Check each line of the entries below for the word "Edit", and copy out the ones that have it.

Stored data START

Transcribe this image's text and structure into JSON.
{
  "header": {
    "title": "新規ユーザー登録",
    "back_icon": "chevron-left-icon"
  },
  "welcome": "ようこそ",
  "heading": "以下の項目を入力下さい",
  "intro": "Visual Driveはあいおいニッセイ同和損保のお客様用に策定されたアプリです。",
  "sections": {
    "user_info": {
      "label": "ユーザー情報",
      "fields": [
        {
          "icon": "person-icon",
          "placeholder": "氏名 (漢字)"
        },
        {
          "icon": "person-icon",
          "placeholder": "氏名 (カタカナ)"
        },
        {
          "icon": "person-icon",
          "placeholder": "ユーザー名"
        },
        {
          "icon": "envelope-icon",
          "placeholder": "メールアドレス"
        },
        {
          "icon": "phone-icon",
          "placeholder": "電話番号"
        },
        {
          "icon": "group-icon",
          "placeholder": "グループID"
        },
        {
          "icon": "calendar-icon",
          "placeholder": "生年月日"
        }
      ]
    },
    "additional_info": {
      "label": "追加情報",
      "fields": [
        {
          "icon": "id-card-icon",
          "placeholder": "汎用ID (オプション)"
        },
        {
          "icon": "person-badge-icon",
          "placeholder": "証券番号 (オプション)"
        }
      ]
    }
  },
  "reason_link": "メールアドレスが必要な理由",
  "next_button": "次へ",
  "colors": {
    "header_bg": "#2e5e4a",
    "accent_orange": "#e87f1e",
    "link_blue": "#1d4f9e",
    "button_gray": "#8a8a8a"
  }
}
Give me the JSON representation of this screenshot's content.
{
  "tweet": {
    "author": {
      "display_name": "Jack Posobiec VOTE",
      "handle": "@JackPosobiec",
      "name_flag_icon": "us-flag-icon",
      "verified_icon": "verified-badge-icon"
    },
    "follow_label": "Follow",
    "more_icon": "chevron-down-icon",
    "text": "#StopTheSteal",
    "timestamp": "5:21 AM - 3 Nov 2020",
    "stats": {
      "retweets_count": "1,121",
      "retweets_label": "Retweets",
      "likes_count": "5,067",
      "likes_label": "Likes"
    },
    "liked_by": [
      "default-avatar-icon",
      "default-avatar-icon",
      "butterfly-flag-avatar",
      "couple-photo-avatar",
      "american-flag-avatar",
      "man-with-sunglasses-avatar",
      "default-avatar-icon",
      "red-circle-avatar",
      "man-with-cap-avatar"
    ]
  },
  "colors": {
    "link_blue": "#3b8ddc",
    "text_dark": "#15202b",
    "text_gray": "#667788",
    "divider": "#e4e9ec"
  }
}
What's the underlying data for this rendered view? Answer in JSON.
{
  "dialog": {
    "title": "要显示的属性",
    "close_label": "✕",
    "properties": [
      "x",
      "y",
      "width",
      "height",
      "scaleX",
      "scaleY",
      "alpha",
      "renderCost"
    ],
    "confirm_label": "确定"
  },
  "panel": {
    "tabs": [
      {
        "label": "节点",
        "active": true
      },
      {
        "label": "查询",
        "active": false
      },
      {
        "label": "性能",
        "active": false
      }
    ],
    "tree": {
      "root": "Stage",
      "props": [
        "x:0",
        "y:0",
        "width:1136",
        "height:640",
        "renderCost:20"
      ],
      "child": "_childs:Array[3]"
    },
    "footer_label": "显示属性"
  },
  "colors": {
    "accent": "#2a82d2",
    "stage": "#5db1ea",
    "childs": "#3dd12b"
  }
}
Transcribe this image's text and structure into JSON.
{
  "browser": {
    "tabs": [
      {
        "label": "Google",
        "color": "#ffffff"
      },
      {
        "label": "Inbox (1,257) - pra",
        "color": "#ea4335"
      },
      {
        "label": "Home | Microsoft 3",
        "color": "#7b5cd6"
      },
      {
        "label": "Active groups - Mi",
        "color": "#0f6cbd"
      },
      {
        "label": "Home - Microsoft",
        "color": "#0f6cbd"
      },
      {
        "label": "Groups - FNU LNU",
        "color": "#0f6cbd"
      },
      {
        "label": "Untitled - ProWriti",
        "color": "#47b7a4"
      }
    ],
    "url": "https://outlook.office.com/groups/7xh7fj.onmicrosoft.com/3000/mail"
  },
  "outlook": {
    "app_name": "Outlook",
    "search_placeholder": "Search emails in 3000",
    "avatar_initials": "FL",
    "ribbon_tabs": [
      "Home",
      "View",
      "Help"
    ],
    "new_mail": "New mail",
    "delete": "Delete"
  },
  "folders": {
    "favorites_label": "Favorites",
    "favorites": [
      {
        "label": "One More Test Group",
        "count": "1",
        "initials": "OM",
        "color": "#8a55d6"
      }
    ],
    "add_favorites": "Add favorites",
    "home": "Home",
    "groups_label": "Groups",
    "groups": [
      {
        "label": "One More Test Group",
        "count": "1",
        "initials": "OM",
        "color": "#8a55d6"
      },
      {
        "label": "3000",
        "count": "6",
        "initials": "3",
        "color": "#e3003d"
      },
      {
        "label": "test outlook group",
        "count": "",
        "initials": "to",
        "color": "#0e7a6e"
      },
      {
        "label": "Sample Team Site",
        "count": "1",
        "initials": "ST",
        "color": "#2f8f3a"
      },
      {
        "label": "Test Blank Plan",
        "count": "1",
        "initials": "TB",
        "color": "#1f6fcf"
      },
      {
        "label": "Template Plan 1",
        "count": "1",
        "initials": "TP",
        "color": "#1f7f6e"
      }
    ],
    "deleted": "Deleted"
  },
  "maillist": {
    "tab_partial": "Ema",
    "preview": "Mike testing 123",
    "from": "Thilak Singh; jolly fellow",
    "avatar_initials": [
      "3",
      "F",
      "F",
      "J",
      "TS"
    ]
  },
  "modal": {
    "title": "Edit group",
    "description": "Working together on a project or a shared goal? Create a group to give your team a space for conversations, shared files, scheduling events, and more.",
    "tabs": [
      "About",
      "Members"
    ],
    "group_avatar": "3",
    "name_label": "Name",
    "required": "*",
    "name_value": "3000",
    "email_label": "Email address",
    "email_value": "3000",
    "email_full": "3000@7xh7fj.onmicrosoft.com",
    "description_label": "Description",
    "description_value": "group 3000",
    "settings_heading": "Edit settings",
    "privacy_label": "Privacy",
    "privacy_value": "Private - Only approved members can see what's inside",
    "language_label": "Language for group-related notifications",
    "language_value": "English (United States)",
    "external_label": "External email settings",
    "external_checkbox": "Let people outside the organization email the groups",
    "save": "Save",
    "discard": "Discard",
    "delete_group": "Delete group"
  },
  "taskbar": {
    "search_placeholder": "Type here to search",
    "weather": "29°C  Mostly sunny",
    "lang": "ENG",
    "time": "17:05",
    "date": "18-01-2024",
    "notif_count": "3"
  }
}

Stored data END

- [Completed exercise]:
    "title": "Edit group",
    "settings_heading": "Edit settings",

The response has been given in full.